**Exercise data:**
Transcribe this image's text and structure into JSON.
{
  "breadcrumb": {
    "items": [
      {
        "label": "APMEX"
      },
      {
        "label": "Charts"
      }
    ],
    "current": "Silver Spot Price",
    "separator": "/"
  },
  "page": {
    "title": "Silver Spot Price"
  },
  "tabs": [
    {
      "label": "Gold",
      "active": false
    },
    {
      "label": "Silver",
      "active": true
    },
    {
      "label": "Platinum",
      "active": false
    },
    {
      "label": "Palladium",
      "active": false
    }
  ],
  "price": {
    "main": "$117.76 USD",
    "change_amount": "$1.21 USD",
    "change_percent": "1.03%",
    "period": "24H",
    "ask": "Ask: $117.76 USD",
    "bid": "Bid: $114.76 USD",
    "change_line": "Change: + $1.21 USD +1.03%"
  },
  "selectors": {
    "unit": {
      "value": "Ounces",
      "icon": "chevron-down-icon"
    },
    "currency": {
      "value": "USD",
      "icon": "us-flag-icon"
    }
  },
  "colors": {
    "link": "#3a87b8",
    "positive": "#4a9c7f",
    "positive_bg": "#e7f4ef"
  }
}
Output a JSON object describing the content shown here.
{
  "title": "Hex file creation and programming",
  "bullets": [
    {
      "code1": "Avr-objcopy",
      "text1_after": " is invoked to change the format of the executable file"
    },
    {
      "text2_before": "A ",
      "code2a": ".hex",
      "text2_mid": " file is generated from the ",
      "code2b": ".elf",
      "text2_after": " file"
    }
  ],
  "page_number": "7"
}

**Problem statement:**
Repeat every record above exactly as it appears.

**Exercise answer:**
Transcribe this image's text and structure into JSON.
{
  "breadcrumb": {
    "items": [
      {
        "label": "APMEX"
      },
      {
        "label": "Charts"
      }
    ],
    "current": "Silver Spot Price",
    "separator": "/"
  },
  "page": {
    "title": "Silver Spot Price"
  },
  "tabs": [
    {
      "label": "Gold",
      "active": false
    },
    {
      "label": "Silver",
      "active": true
    },
    {
      "label": "Platinum",
      "active": false
    },
    {
      "label": "Palladium",
      "active": false
    }
  ],
  "price": {
    "main": "$117.76 USD",
    "change_amount": "$1.21 USD",
    "change_percent": "1.03%",
    "period": "24H",
    "ask": "Ask: $117.76 USD",
    "bid": "Bid: $114.76 USD",
    "change_line": "Change: + $1.21 USD +1.03%"
  },
  "selectors": {
    "unit": {
      "value": "Ounces",
      "icon": "chevron-down-icon"
    },
    "currency": {
      "value": "USD",
      "icon": "us-flag-icon"
    }
  },
  "colors": {
    "link": "#3a87b8",
    "positive": "#4a9c7f",
    "positive_bg": "#e7f4ef"
  }
}
Output a JSON object describing the content shown here.
{
  "title": "Hex file creation and programming",
  "bullets": [
    {
      "code1": "Avr-objcopy",
      "text1_after": " is invoked to change the format of the executable file"
    },
    {
      "text2_before": "A ",
      "code2a": ".hex",
      "text2_mid": " file is generated from the ",
      "code2b": ".elf",
      "text2_after": " file"
    }
  ],
  "page_number": "7"
}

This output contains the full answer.